**WHAT YOU SHOULD DO:**
Copy every line below. Do not alter any of them.

**PROVIDED MATERIAL:**

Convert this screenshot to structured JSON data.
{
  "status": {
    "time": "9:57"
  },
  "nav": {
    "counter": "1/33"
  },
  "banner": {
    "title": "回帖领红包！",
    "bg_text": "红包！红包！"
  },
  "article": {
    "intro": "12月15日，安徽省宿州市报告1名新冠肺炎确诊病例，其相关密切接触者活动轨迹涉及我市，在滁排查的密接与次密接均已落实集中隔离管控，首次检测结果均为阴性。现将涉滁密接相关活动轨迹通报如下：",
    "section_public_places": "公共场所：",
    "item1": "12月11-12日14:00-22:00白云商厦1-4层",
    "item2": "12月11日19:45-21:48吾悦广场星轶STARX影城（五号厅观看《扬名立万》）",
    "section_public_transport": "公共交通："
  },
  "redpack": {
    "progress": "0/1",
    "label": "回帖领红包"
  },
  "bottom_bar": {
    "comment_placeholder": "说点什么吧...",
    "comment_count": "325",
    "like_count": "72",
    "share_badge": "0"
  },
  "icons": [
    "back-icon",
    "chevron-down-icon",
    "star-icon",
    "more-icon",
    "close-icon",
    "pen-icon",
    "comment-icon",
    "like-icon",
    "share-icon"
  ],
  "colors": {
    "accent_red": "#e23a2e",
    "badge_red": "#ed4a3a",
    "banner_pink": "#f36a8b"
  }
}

**WRITTEN SOLUTION:**
Convert this screenshot to structured JSON data.
{
  "status": {
    "time": "9:57"
  },
  "nav": {
    "counter": "1/33"
  },
  "banner": {
    "title": "回帖领红包！",
    "bg_text": "红包！红包！"
  },
  "article": {
    "intro": "12月15日，安徽省宿州市报告1名新冠肺炎确诊病例，其相关密切接触者活动轨迹涉及我市，在滁排查的密接与次密接均已落实集中隔离管控，首次检测结果均为阴性。现将涉滁密接相关活动轨迹通报如下：",
    "section_public_places": "公共场所：",
    "item1": "12月11-12日14:00-22:00白云商厦1-4层",
    "item2": "12月11日19:45-21:48吾悦广场星轶STARX影城（五号厅观看《扬名立万》）",
    "section_public_transport": "公共交通："
  },
  "redpack": {
    "progress": "0/1",
    "label": "回帖领红包"
  },
  "bottom_bar": {
    "comment_placeholder": "说点什么吧...",
    "comment_count": "325",
    "like_count": "72",
    "share_badge": "0"
  },
  "icons": [
    "back-icon",
    "chevron-down-icon",
    "star-icon",
    "more-icon",
    "close-icon",
    "pen-icon",
    "comment-icon",
    "like-icon",
    "share-icon"
  ],
  "colors": {
    "accent_red": "#e23a2e",
    "badge_red": "#ed4a3a",
    "banner_pink": "#f36a8b"
  }
}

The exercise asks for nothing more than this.